Anyone looking to propagate a rubber tree has several methods to choose from. We explain the individual steps.
The desire to propagate a rubber tree is becoming more and more common. The advantages of the evergreen houseplant cannot be dismissed out of hand: With its large leaves, Ficus elastica looks very decorative, and the green roommate is extremely easy to care for.
Since fresh, germinable seeds are only very rarely available, the propagation of the rubber tree by sowing is usually not practicable. Other propagation methods can also be used by hobby gardeners. Regardless of whether by cuttings or by so-called mossing: The best time to multiply the rubber tree is usually spring.
How can you propagate a rubber tree?
- Cut off the head cuttings just below a leaf attachment point and let them root in a pot with potting soil or a glass with water
- As knot or eye cuttings, cut off woody shoot pieces with a well-trained eye and let them root
- To remove moss, cut into the trunk of the rubber tree horizontally and wrap a damp ball of moss around the cut

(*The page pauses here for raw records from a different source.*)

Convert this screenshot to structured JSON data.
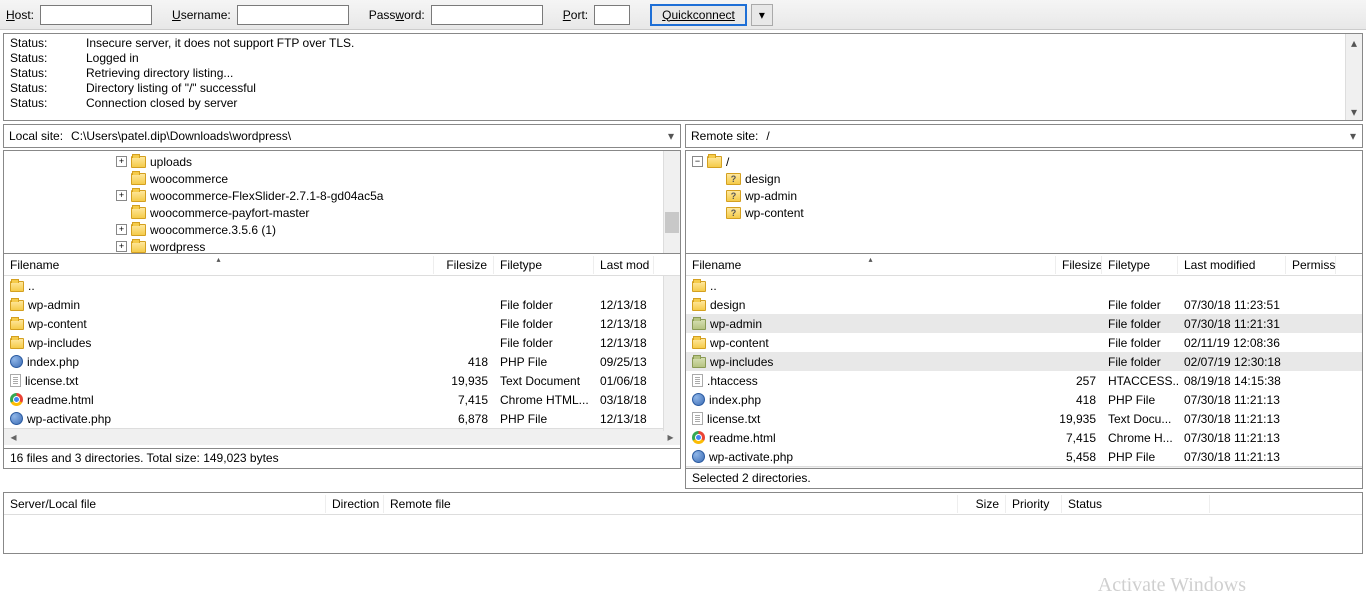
{
  "toolbar": {
    "host_label": "Host:",
    "user_label": "Username:",
    "pass_label": "Password:",
    "port_label": "Port:",
    "quickconnect": "Quickconnect"
  },
  "log": [
    {
      "label": "Status:",
      "msg": "Insecure server, it does not support FTP over TLS."
    },
    {
      "label": "Status:",
      "msg": "Logged in"
    },
    {
      "label": "Status:",
      "msg": "Retrieving directory listing..."
    },
    {
      "label": "Status:",
      "msg": "Directory listing of \"/\" successful"
    },
    {
      "label": "Status:",
      "msg": "Connection closed by server"
    }
  ],
  "local": {
    "site_label": "Local site:",
    "path": "C:\\Users\\patel.dip\\Downloads\\wordpress\\",
    "tree": [
      {
        "indent": 112,
        "exp": "+",
        "name": "uploads"
      },
      {
        "indent": 112,
        "exp": "",
        "name": "woocommerce"
      },
      {
        "indent": 112,
        "exp": "+",
        "name": "woocommerce-FlexSlider-2.7.1-8-gd04ac5a"
      },
      {
        "indent": 112,
        "exp": "",
        "name": "woocommerce-payfort-master"
      },
      {
        "indent": 112,
        "exp": "+",
        "name": "woocommerce.3.5.6 (1)"
      },
      {
        "indent": 112,
        "exp": "+",
        "name": "wordpress"
      }
    ],
    "headers": {
      "filename": "Filename",
      "filesize": "Filesize",
      "filetype": "Filetype",
      "lastmod": "Last mod"
    },
    "cols": {
      "filename": 430,
      "filesize": 60,
      "filetype": 100,
      "lastmod": 60
    },
    "files": [
      {
        "icon": "fld",
        "name": "..",
        "size": "",
        "type": "",
        "mod": ""
      },
      {
        "icon": "fld",
        "name": "wp-admin",
        "size": "",
        "type": "File folder",
        "mod": "12/13/18"
      },
      {
        "icon": "fld",
        "name": "wp-content",
        "size": "",
        "type": "File folder",
        "mod": "12/13/18"
      },
      {
        "icon": "fld",
        "name": "wp-includes",
        "size": "",
        "type": "File folder",
        "mod": "12/13/18"
      },
      {
        "icon": "php",
        "name": "index.php",
        "size": "418",
        "type": "PHP File",
        "mod": "09/25/13"
      },
      {
        "icon": "txt",
        "name": "license.txt",
        "size": "19,935",
        "type": "Text Document",
        "mod": "01/06/18"
      },
      {
        "icon": "chrome",
        "name": "readme.html",
        "size": "7,415",
        "type": "Chrome HTML...",
        "mod": "03/18/18"
      },
      {
        "icon": "php",
        "name": "wp-activate.php",
        "size": "6,878",
        "type": "PHP File",
        "mod": "12/13/18"
      }
    ],
    "status": "16 files and 3 directories. Total size: 149,023 bytes"
  },
  "remote": {
    "site_label": "Remote site:",
    "path": "/",
    "tree_root": "/",
    "tree_children": [
      "design",
      "wp-admin",
      "wp-content"
    ],
    "headers": {
      "filename": "Filename",
      "filesize": "Filesize",
      "filetype": "Filetype",
      "lastmod": "Last modified",
      "perm": "Permissic"
    },
    "cols": {
      "filename": 370,
      "filesize": 46,
      "filetype": 76,
      "lastmod": 108,
      "perm": 50
    },
    "files": [
      {
        "icon": "fld",
        "name": "..",
        "size": "",
        "type": "",
        "mod": "",
        "sel": false
      },
      {
        "icon": "fld",
        "name": "design",
        "size": "",
        "type": "File folder",
        "mod": "07/30/18 11:23:51",
        "sel": false
      },
      {
        "icon": "fldg",
        "name": "wp-admin",
        "size": "",
        "type": "File folder",
        "mod": "07/30/18 11:21:31",
        "sel": true
      },
      {
        "icon": "fld",
        "name": "wp-content",
        "size": "",
        "type": "File folder",
        "mod": "02/11/19 12:08:36",
        "sel": false
      },
      {
        "icon": "fldg",
        "name": "wp-includes",
        "size": "",
        "type": "File folder",
        "mod": "02/07/19 12:30:18",
        "sel": true
      },
      {
        "icon": "txt",
        "name": ".htaccess",
        "size": "257",
        "type": "HTACCESS...",
        "mod": "08/19/18 14:15:38",
        "sel": false
      },
      {
        "icon": "php",
        "name": "index.php",
        "size": "418",
        "type": "PHP File",
        "mod": "07/30/18 11:21:13",
        "sel": false
      },
      {
        "icon": "txt",
        "name": "license.txt",
        "size": "19,935",
        "type": "Text Docu...",
        "mod": "07/30/18 11:21:13",
        "sel": false
      },
      {
        "icon": "chrome",
        "name": "readme.html",
        "size": "7,415",
        "type": "Chrome H...",
        "mod": "07/30/18 11:21:13",
        "sel": false
      },
      {
        "icon": "php",
        "name": "wp-activate.php",
        "size": "5,458",
        "type": "PHP File",
        "mod": "07/30/18 11:21:13",
        "sel": false
      }
    ],
    "status": "Selected 2 directories."
  },
  "queue": {
    "headers": {
      "serverfile": "Server/Local file",
      "direction": "Direction",
      "remotefile": "Remote file",
      "size": "Size",
      "priority": "Priority",
      "status": "Status"
    }
  },
  "watermark": "Activate Windows"
}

Method 1: Propagate rubber tree by cuttings from the head
A rubber tree can be propagated particularly easily by cuttings from the head. To do this, cut off healthy, soft shoot tips that are five to ten centimeters long. Use a sharp knife to cut the cuttings and make the cut at an angle and just below a point where the leaves are attached. Now remove all the lower leaves – only the top one remains. To stop the milky juice from escaping, you can dab the interfaces with a cloth or put them in a glass of warm water.

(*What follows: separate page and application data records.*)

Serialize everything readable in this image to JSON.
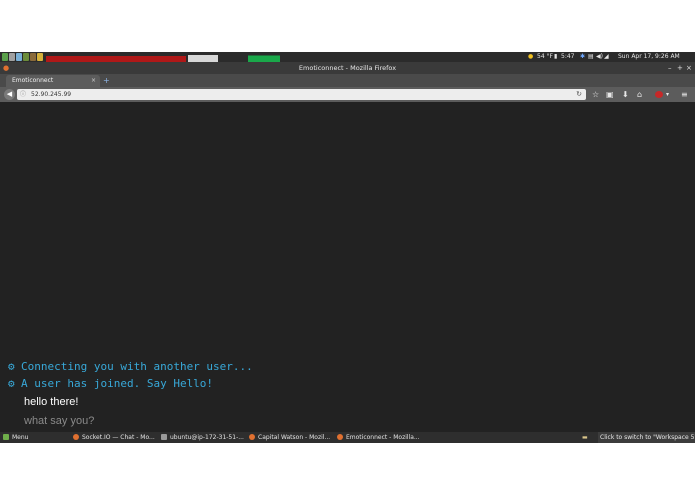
{
  "system_panel": {
    "weather": "54 °F",
    "time_short": "5:47",
    "datetime": "Sun Apr 17, 9:26 AM"
  },
  "browser": {
    "window_title": "Emoticonnect - Mozilla Firefox",
    "tab_label": "Emoticonnect",
    "tab_close": "×",
    "new_tab": "+",
    "url": "52.90.245.99"
  },
  "chat": {
    "messages": [
      {
        "type": "system",
        "text": "Connecting you with another user..."
      },
      {
        "type": "system",
        "text": "A user has joined. Say Hello!"
      },
      {
        "type": "user",
        "text": "hello there!"
      }
    ],
    "input_placeholder": "what say you?"
  },
  "taskbar": {
    "menu_label": "Menu",
    "tasks": [
      "Socket.IO — Chat - Mo...",
      "ubuntu@ip-172-31-51-...",
      "Capital Watson - Mozil...",
      "Emoticonnect - Mozilla..."
    ],
    "workspace_tooltip": "Click to switch to \"Workspace 5\""
  },
  "colors": {
    "content_bg": "#222222",
    "system_message": "#38a8d8",
    "user_message": "#ffffff",
    "placeholder": "#8a8a8a"
  },
  "icons": [
    "gear-icon",
    "back-icon",
    "info-icon",
    "reload-icon",
    "star-icon",
    "bookmarks-icon",
    "download-icon",
    "home-icon",
    "menu-icon"
  ]
}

Anyone who propagates a rubber tree by cuttings from the head can use glass as protection against evaporation
For rooting, the cuttings are placed in a pot with fresh, slightly moistened potting soil. The challenge: Due to the large leaf areas, the rubber tree evaporates a lot of moisture. To limit evaporation, roll up the leaf and fix it with raffia or a rubber ring to a wooden stick that you also put in the pot.
Then cover the cutting with a foil, plastic cover, plastic bag, or glass – this measure also serves as protection against evaporation and helps to prevent the cutting from drying out so quickly. However, to ventilate it, you should remove the protection every few days.

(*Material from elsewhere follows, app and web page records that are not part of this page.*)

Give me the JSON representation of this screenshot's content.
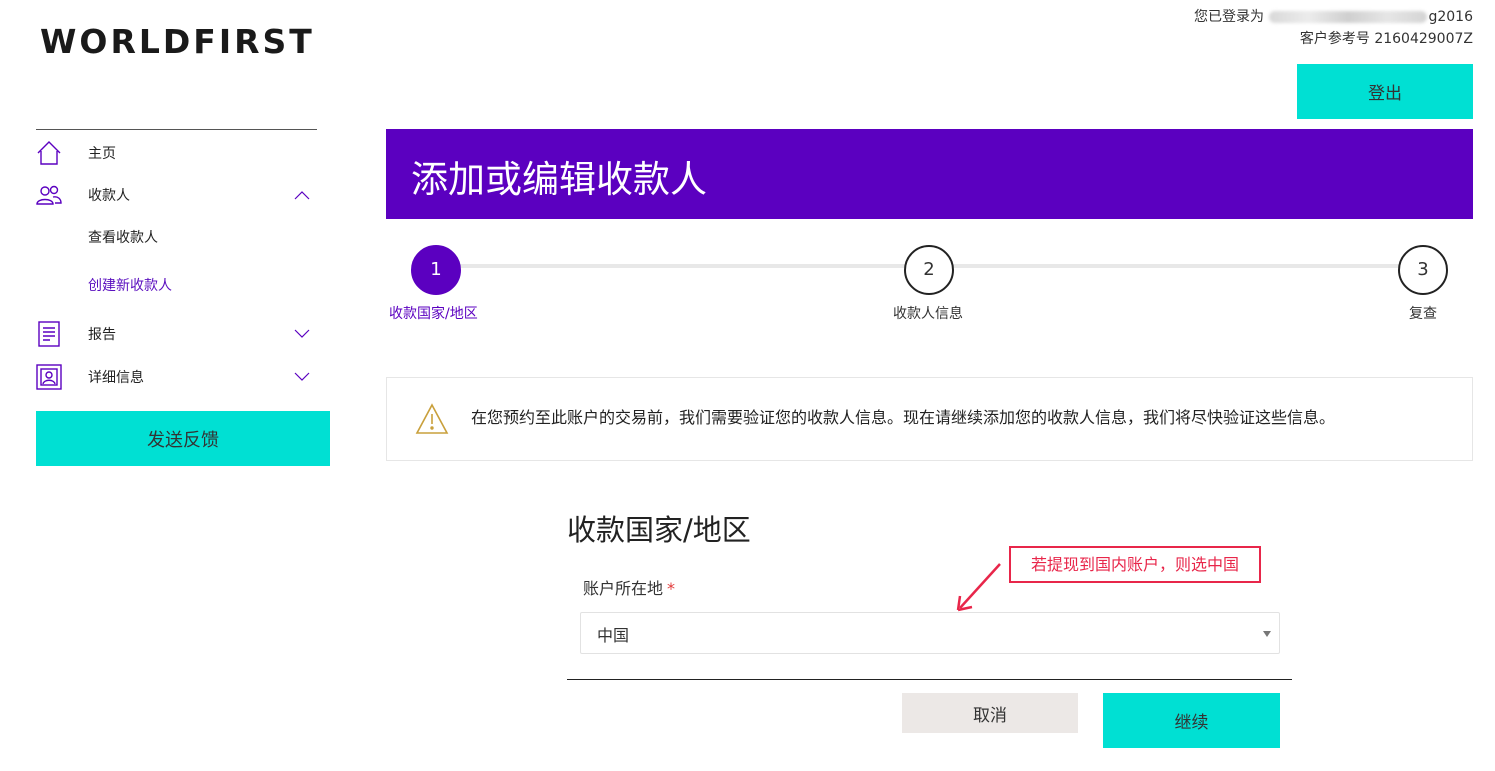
{
  "header": {
    "logo_text": "WORLDFIRST",
    "logged_in_prefix": "您已登录为",
    "logged_in_suffix": "g2016",
    "customer_ref_label": "客户参考号",
    "customer_ref_value": "2160429007Z",
    "logout_label": "登出"
  },
  "sidebar": {
    "items": [
      {
        "label": "主页",
        "icon": "home-icon"
      },
      {
        "label": "收款人",
        "icon": "people-icon",
        "expanded": true
      },
      {
        "label": "报告",
        "icon": "report-icon"
      },
      {
        "label": "详细信息",
        "icon": "profile-icon"
      }
    ],
    "sub_items": [
      {
        "label": "查看收款人",
        "active": false
      },
      {
        "label": "创建新收款人",
        "active": true
      }
    ],
    "feedback_label": "发送反馈"
  },
  "banner": {
    "title": "添加或编辑收款人"
  },
  "stepper": {
    "steps": [
      {
        "number": "1",
        "label": "收款国家/地区",
        "active": true
      },
      {
        "number": "2",
        "label": "收款人信息",
        "active": false
      },
      {
        "number": "3",
        "label": "复查",
        "active": false
      }
    ]
  },
  "notice": {
    "icon": "warning-icon",
    "text": "在您预约至此账户的交易前，我们需要验证您的收款人信息。现在请继续添加您的收款人信息，我们将尽快验证这些信息。"
  },
  "form": {
    "title": "收款国家/地区",
    "field_label": "账户所在地",
    "required_mark": "*",
    "selected_value": "中国",
    "cancel_label": "取消",
    "continue_label": "继续"
  },
  "annotation": {
    "text": "若提现到国内账户，则选中国"
  },
  "colors": {
    "brand_purple": "#5b00c0",
    "accent_teal": "#00e0d3",
    "annotation_red": "#e8264a"
  }
}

The cutting is placed in a bright, warm place in the room (at least 25 degrees Celsius in the air and ground), but without direct sunlight.
Alternatively, you can place the cuttings in a narrow glass of water to root them before they are potted. Just remember to change the water every few days.
Whether in soil or water: The cuttings should have developed enough roots within four to eight weeks. When cuttings that have been planted in soil sprout, it is a sign that strong roots have been developed.
Method 2: Propagate rubber tree by knot cuttings
For large-leaved ficus species such as the rubber tree, propagation using a knot or eye cuttings is also recommended. A leafy, woody sprout piece with a well-developed eye, about two to three centimeters long, serves as a cutting. Place the cutting in a single pot with potting soil and protect it – as described above – from drying out until the roots have taken root.
Method 3: Propagate rubber tree by mossing
Mossing has proven itself as a method of propagation for large-leaved plants such as the rubber tree
Mossing is another method of propagation that is particularly beneficial for large-leaved plants such as rubber trees or indoor aralia. The method is primarily used to obtain two smaller plants from a very large plant.
To moss an older rubber tree, the trunk is cut horizontally about below the third or fourth leaf base – the cut should be inclined upwards and up to a maximum of half of the trunk.
For faster rooting, you can also dust the cut surface with rooting powder. In addition, a match or a small wedge is clamped into the notch to prevent the interface from growing together.
The interface is wrapped in a bag or sleeve made of dark plastic film. Tie this underneath the notch, fill the foil with damp moss and tie it to the trunk above. Alternatively, you can put a soaked moss ball around the wound, wrap it with cling film and tie it above and below the cut.
If roots have formed after about six weeks, the rubber tree has successfully reproduced: You can remove the rooted upper part and plant it in soil rich in humus. But be careful: so that the still tender roots do not tear off, you should always remove the foil very carefully after the roots have formed. Leaves usually sprout again from the remaining lower part.